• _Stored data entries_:
┌──

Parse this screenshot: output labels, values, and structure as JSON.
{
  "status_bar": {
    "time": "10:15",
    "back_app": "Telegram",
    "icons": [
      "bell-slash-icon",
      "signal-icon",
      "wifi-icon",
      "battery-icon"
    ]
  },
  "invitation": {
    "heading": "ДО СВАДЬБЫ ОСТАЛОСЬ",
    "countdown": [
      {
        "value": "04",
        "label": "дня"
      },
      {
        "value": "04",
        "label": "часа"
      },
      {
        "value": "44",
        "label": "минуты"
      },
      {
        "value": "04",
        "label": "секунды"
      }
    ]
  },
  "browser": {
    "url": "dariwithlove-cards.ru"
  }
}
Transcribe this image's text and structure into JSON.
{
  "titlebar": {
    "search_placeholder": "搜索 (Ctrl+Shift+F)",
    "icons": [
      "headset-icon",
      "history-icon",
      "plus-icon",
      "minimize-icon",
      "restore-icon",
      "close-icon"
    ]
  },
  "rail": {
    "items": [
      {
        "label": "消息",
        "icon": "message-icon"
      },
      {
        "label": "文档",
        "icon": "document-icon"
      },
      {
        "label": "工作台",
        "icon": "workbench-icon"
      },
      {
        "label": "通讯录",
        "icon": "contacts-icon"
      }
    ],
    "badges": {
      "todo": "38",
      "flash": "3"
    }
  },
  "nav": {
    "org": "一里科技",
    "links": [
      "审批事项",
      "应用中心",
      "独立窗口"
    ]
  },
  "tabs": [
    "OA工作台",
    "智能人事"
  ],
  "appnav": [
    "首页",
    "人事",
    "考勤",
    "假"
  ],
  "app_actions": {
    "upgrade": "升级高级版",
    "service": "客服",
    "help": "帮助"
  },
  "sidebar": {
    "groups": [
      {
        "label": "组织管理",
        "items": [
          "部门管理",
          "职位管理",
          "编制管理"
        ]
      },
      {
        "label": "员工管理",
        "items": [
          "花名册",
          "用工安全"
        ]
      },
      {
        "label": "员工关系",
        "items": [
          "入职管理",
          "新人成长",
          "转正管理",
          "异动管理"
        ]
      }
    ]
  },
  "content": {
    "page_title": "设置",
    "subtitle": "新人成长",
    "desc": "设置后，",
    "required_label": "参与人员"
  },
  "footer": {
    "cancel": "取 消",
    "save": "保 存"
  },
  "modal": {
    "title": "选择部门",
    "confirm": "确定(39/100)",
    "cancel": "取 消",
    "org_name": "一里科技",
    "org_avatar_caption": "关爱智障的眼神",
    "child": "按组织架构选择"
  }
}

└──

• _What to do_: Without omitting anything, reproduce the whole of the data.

• _Answer to the problem_:
Parse this screenshot: output labels, values, and structure as JSON.
{
  "status_bar": {
    "time": "10:15",
    "back_app": "Telegram",
    "icons": [
      "bell-slash-icon",
      "signal-icon",
      "wifi-icon",
      "battery-icon"
    ]
  },
  "invitation": {
    "heading": "ДО СВАДЬБЫ ОСТАЛОСЬ",
    "countdown": [
      {
        "value": "04",
        "label": "дня"
      },
      {
        "value": "04",
        "label": "часа"
      },
      {
        "value": "44",
        "label": "минуты"
      },
      {
        "value": "04",
        "label": "секунды"
      }
    ]
  },
  "browser": {
    "url": "dariwithlove-cards.ru"
  }
}
Transcribe this image's text and structure into JSON.
{
  "titlebar": {
    "search_placeholder": "搜索 (Ctrl+Shift+F)",
    "icons": [
      "headset-icon",
      "history-icon",
      "plus-icon",
      "minimize-icon",
      "restore-icon",
      "close-icon"
    ]
  },
  "rail": {
    "items": [
      {
        "label": "消息",
        "icon": "message-icon"
      },
      {
        "label": "文档",
        "icon": "document-icon"
      },
      {
        "label": "工作台",
        "icon": "workbench-icon"
      },
      {
        "label": "通讯录",
        "icon": "contacts-icon"
      }
    ],
    "badges": {
      "todo": "38",
      "flash": "3"
    }
  },
  "nav": {
    "org": "一里科技",
    "links": [
      "审批事项",
      "应用中心",
      "独立窗口"
    ]
  },
  "tabs": [
    "OA工作台",
    "智能人事"
  ],
  "appnav": [
    "首页",
    "人事",
    "考勤",
    "假"
  ],
  "app_actions": {
    "upgrade": "升级高级版",
    "service": "客服",
    "help": "帮助"
  },
  "sidebar": {
    "groups": [
      {
        "label": "组织管理",
        "items": [
          "部门管理",
          "职位管理",
          "编制管理"
        ]
      },
      {
        "label": "员工管理",
        "items": [
          "花名册",
          "用工安全"
        ]
      },
      {
        "label": "员工关系",
        "items": [
          "入职管理",
          "新人成长",
          "转正管理",
          "异动管理"
        ]
      }
    ]
  },
  "content": {
    "page_title": "设置",
    "subtitle": "新人成长",
    "desc": "设置后，",
    "required_label": "参与人员"
  },
  "footer": {
    "cancel": "取 消",
    "save": "保 存"
  },
  "modal": {
    "title": "选择部门",
    "confirm": "确定(39/100)",
    "cancel": "取 消",
    "org_name": "一里科技",
    "org_avatar_caption": "关爱智障的眼神",
    "child": "按组织架构选择"
  }
}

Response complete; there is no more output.